    Anyway, what was the reason for the ALP supporting the cut? Probably to demonstrate they are not hindering legislative tax policy and only rejecting tax cuts to the major corporates. So the outcome is a tad unfair to lower income earners I guess, but not an earth shattering outcome, just the ALP staying in the game ………. pffft! ……….. politics is such shite.

  11. In Australia, its not about the ‘marginal propensity to spend’, its the ‘marginal propensity to borrow’. Those on 80K+ are expected to lever further into housing, thus expanding the money supply that little bit further and keeping the consumption boom / wealth illusion alive that little bit longer.

    Under ponzinomics, giving the <$80K peeps a tax cut is pointless since they can't afford to borrow anyway.

    • Yes! Exactly – it’s not giving something away for free, it’s giving something back that has been taken already by stealth!

  12. ceteris paribus

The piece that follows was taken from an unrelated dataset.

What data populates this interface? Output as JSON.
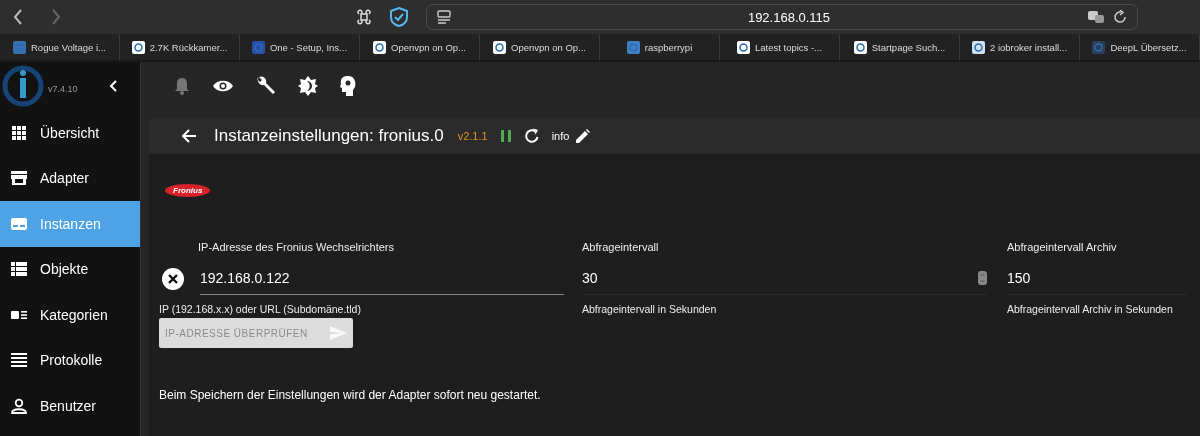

    Far better national investments available than this $1 Billion per year favour. But Shorten and Bowen intimidated by the predictable “beg and bother shit-storm” from the usual suspects. Albo and Plib are the policy future for a credible Labor.